Reading the Present through the Past

I've been silent for a while but thought I should post something here on a conference I went to recently in Amsterdam, Holland. This conference was entitled "Reading the Present through the Past: Forms and Trajectories of Neo-Historical Fiction" and was based upon the premise of a recent collection of academic essays on historical fiction, edited by Elodie Rousselot and entitled Exoticizing the Past in Contemporary Neo-Historical Fiction (Palgrave Macmillan 2014). In this book, Rousselot argues for a type of historical fiction she terms "neo-historical", derived from the term "Neo-Victorian" (see a useful discussion of Neo-Victorianism here). Neo-historical fiction, she argues, is a type of fiction that engages with a specific historical period and tries to reconstruct it faithfully while also being very conscious of its inability to do this, thus simultaneously attempting and refusing "to render the past accurately" (Exoticizing the Past p. 4). At the same time, neo-historical fiction is "very much aimed at answering the needs and preoccupations of the present" and is persistently fascinated with "visiting - and consuming - past historical periods as a way of dealing with modern-day concerns" (p. 5). Although I'm skeptical that "neo-historical" fiction is different in this respect from what has come before (Sir Walter Scott was engaging with the past as well as writing about present-day concerns in his Waverley), it is an interesting type of classification.

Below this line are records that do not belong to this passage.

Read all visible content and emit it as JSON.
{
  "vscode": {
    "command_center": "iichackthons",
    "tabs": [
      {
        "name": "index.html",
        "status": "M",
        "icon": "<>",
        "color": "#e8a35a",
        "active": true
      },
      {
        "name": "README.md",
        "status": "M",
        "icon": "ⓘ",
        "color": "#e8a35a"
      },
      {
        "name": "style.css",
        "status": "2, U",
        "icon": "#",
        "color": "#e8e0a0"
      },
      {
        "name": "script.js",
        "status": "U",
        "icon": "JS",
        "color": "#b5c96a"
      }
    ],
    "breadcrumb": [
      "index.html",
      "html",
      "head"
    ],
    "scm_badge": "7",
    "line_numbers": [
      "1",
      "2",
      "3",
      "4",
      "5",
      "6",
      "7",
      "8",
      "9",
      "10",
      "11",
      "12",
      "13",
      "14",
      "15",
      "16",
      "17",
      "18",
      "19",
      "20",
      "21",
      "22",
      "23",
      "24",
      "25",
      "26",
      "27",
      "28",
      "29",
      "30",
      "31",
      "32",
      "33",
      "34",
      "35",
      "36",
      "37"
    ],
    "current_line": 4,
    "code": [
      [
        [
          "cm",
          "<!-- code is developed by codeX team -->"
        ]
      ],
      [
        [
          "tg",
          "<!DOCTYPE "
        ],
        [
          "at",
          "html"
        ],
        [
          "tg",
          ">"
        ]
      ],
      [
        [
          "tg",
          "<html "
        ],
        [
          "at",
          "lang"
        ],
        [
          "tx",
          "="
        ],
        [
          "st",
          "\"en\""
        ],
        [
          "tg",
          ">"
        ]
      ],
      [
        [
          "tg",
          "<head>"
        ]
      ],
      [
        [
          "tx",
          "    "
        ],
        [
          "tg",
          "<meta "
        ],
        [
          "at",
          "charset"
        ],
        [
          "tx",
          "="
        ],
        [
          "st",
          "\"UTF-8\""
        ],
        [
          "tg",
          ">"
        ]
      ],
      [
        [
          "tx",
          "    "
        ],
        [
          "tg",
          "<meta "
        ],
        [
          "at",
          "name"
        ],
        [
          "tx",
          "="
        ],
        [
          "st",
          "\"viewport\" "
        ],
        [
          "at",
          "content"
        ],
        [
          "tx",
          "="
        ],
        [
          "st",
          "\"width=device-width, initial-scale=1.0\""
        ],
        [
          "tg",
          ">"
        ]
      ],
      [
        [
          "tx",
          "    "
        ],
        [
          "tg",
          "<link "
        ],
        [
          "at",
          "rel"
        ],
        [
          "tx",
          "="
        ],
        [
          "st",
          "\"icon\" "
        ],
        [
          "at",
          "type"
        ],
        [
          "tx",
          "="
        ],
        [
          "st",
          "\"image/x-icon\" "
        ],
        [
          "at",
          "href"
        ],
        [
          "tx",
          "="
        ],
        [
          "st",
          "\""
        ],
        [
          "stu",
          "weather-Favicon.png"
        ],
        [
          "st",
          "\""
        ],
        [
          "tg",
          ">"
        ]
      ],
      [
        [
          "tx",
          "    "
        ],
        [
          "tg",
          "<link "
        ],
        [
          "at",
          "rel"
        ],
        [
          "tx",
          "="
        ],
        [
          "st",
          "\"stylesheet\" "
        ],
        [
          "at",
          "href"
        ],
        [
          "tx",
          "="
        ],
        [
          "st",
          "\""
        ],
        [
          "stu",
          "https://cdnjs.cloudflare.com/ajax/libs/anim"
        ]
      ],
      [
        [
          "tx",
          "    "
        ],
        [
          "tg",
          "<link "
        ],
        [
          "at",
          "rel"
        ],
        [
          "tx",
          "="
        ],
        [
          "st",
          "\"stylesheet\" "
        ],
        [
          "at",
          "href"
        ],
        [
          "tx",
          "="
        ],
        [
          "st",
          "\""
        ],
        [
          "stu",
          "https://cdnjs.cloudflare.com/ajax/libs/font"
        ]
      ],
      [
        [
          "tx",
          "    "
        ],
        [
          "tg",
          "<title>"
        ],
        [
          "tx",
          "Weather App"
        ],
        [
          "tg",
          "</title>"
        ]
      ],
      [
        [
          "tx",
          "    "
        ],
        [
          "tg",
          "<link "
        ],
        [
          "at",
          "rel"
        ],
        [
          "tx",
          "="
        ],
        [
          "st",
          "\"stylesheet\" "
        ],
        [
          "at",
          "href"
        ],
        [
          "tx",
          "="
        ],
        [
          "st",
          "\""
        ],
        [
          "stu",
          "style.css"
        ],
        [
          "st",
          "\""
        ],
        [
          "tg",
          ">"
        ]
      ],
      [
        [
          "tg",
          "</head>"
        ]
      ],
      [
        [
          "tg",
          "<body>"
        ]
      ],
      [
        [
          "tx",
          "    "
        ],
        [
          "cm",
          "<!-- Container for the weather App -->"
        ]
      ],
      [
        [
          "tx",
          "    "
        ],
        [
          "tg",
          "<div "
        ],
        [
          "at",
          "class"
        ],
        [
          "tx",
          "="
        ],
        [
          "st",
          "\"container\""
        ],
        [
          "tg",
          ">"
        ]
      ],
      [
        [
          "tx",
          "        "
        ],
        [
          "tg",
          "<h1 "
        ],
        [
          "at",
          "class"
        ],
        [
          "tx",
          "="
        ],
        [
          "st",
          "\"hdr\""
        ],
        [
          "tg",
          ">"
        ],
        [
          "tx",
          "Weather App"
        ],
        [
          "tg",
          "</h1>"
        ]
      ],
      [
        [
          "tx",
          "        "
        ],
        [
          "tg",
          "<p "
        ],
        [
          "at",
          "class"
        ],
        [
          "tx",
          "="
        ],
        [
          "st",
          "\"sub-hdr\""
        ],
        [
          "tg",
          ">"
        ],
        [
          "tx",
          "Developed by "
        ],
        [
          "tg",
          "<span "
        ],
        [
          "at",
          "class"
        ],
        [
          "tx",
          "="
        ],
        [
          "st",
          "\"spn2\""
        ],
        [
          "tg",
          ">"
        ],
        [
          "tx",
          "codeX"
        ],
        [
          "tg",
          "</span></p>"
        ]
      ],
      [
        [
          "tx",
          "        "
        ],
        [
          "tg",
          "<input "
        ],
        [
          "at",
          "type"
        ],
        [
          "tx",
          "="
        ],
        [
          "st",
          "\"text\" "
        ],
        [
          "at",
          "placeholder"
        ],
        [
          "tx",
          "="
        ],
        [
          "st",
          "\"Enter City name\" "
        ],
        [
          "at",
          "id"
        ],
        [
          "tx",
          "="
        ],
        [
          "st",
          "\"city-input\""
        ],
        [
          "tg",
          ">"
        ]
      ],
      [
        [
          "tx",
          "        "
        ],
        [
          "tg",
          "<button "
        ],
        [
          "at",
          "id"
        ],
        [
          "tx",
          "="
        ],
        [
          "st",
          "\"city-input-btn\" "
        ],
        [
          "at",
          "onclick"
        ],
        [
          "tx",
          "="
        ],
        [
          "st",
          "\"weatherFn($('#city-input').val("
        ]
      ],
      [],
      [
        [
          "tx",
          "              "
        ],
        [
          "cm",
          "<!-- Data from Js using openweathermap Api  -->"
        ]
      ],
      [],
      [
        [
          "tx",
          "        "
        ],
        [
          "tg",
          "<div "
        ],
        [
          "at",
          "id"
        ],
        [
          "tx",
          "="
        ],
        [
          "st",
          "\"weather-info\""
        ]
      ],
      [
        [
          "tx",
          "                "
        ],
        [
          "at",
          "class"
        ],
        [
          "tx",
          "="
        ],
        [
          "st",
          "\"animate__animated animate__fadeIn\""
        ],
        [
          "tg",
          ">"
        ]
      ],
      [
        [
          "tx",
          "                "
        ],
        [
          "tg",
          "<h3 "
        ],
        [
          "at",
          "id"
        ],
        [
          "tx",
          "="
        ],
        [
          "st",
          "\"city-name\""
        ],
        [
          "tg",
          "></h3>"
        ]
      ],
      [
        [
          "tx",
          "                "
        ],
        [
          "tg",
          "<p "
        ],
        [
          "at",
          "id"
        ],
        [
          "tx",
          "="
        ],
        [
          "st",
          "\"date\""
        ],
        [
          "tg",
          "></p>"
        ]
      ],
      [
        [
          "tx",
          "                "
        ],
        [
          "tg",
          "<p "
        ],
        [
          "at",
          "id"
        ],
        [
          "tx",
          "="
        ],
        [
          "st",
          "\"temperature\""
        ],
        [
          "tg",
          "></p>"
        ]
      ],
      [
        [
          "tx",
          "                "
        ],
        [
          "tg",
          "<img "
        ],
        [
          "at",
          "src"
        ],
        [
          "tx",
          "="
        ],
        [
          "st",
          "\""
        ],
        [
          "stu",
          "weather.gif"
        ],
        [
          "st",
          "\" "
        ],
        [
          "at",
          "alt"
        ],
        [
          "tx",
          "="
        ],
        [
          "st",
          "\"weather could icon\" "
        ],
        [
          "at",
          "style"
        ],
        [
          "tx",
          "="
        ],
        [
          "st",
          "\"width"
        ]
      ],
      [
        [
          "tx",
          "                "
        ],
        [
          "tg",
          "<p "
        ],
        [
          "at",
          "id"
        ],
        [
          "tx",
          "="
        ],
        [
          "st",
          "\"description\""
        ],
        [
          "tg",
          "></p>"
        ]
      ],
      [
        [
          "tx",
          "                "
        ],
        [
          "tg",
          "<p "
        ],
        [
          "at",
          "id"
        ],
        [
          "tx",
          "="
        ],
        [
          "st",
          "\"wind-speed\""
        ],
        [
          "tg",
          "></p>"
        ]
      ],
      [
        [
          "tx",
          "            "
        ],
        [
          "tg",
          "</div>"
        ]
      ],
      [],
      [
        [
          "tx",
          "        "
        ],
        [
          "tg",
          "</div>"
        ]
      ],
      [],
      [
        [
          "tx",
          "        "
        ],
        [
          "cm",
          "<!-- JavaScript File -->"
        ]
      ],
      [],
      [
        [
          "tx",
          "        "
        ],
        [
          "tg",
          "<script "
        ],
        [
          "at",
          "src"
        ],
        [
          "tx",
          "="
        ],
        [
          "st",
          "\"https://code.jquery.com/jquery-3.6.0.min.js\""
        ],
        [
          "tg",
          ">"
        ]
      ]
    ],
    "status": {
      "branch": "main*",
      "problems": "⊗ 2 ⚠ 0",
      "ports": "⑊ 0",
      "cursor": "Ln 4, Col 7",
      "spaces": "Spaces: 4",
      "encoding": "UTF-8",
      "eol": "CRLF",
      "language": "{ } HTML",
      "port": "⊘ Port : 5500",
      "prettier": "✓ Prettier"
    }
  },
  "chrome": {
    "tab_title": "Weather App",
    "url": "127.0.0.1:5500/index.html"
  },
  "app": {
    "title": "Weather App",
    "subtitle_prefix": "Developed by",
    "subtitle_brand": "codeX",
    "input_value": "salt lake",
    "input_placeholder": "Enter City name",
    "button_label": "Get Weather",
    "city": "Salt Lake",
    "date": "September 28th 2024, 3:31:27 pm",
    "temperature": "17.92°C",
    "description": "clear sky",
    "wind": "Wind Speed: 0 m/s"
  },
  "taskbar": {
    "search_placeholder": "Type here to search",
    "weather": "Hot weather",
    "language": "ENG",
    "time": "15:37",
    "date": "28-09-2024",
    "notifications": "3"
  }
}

The conference in question was held at the University of Amsterdam on 4 March. Rousselot herself was the first keynote speaker, and the other one was Elizabeth Wesseling, who has published widely on the historical novel, Gothic fiction, and other subjects. Aside from the two keynotes, there were many papers presented in three parallel panels during the day. These were really wide-ranging and dealt with such things as historical novels by various authors (e.g. Hilary Mantel, Eleanor Catton, Sarah Waters, A.S. Byatt), factual narratives, historiographic metafictions in Eastern Europe, American TV series (e.g. Mad Men), mashup monsters (e.g. in Penny Dreadful), murder mysteries, computer games, Brontë rewrites and adaptations, etc. As ever, my list of TBR novels and texts expanded during the day, as did my list of interesting TV series. What I found most interesting was the variety of approaches to this question of "reading the present through the past", seen for instance in Rebekah Donovan's argument on how Catton's The Luminaries engages with modern digital culture through - for instance - narrative technique, and in Ruby de Vos's analysis of how Miss Fisher's Murder Mysteries manages the representation of oppressive power structures and even rejects them from a more contemporary perspective on the level of plot and characterisation. As for myself, I gave a paper entitled "'What Gifts We Are Given': The Disruptive and Anti-Environmental Workings of Historical Violence as Presented in Susan Fletcher's Witch Light". Essentially, I argue that Fletcher portrays her central character Corrag (unjustly accused as a witch) as a child of nature, a symbol for the natural world, and that the historical event at the heart of Fletcher's novel (the 1692 Massacre of Glencoe) works to disrupt and violate the sense of natural harmony conveyed through Corrag's unique narrative perspective. As such, the message of Fletcher's novel is essentially "green"; the text is a lament for nature and how it has been exploited and destroyed by mankind, how the connection between man and nature has been severed and our life on this planet endangered as a result. These arguments on Witch Light do have to be developed further and theorized properly, and I'll continue working on it these coming months and possibly talk about it at other conferences this year.

It was overall a very rewarding conference and I'm glad I went, despite suffering from a sore and inflamed knee (which meant I couldn't very well walk much around lovely Amsterdam). On the day after the conference, I visited the Rijksmuseum with a good friend of mine and saw, for instance, some paintings by Rembrandt. Also, to my delight, I came across Petronella Oortman's absolutely exquisite cabinet house, which inspired Jessie Burton's historical novel The Miniaturist, a book I enjoyed very much. Here is a picture of the cabinet house:

To finish, something slightly off topic: I found out to my delight this morning that Jackie Kay has been appointed the next Scottish Makar. This is absolutely brilliant news - she is such a good writer, one of my favourites. See news on this here. It is also wonderful because I'm including Kay's novel Trumpet in the course on Scottish 20th century fiction I'm currently teaching.